Refinery29 talked with Garance Doré about how she was able to embark on a self-made journey, what aspects of her career have influenced other aspiring entrepreneurs, and the one lesson she’s continually working to master.
What is the definition of being self-made?
To me, it comes down to not letting society define you. It’s about finding and defining who you want to be. Whether you want to be working like crazy, idle, be married, or not... That’s being self-made.
What quality do you possess that has made you a good candidate for self-making your destiny?

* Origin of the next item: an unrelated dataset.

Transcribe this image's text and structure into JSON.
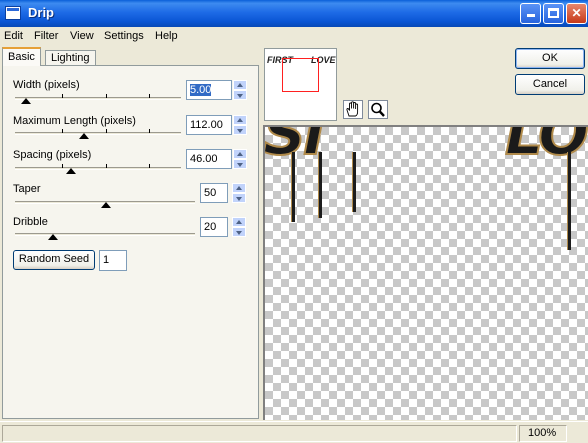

To me, it’s definitely my insatiable need for freedom. It gives me the courage to challenge myself and makes me run away from the too well-traveled roads.
Tell us a lesson you keep trying to learn — that you hope to eventually master, in business or otherwise?
Mindfulness. Staying focused on what matters for me. In this very loud world, we tend to forget that what makes our neighbour happy won’t necessarily fulfil us. To observe and examine, and stay connected to who I truly am.
What aspect of your path has been the most motivational to other young women coming up through the ranks?
It’s different for each and every one of them, and that’s the good part! Some tell me it’s my creativity, others talk about my freedom, some about the innovator part. Being an entrepreneur is very fascinating for a lot of women. But I am always careful to tell them there is not just one road to fulfilment and happiness.
Being self-made means committing to self-care, too — to manage the process as well as all the unexpected pivots that come with it. How do you fuel and refresh yourself when shit really starts to get hard?
Time off. Meditation. Having fun — dancing a lot. Family. Self-care. Massages. Jumping in the ocean. Making sure to feel healthy and in my beauty. Hanging out with my dog. Anything that connects me to what life is really about, in other words.
What’s your Self-Made Mantra, no matter where you might be in the process?
Be yourself. This is the easiest, yet the most challenging thing to do.
What are some unexpected challenges of running your own business?
Running a business is all sorts of difficult. Making success for more than 13 years takes a lot. You need to be able to challenge yourself, deal with the failures, not fall asleep over your successes, stay current but stay authentic. The challenges of longevity are definitely the ones we never think about when we launch — they come very unexpected!
Why did you choose to work with La Mer? How were you first introduced to the brand?
I have known La Mer forever and used it as well. I’ve always wanted the best for my skin, since I was a teenager, I knew it made the most sense to be very proactive with it because my actions would impact its future.
What’s your skincare regimen?
I like simple, achievable rituals. Clean, regenerate, hydrate. I work in fashion and beauty, so obviously I have tried, and still try a lot of new products and lotions — and what I have found is that I always come back to my favourites.
The new Regenerating Serum is special because of the effect it has in terms of rejuvenation - I don’t wear a lot of makeup, so I need my skin to feel really good, plump. With the serum I feel like it’s taken care of.
Tell us about the campaign which celebrates generational ageing. Why is age inclusivity so important to you?
Because I think all women need to relax and I want to help spread the word that with a little bit of intention and care, we can look and feel better as we age! I want to be part of this generation of women who are proud of who they are and who feel free to enjoy and live fully, with no regrets, each chapter of their life.
Answer this: If I didn’t pursue this career path, I would be…
So so so so so many things. But probably a spa critic! Ahah!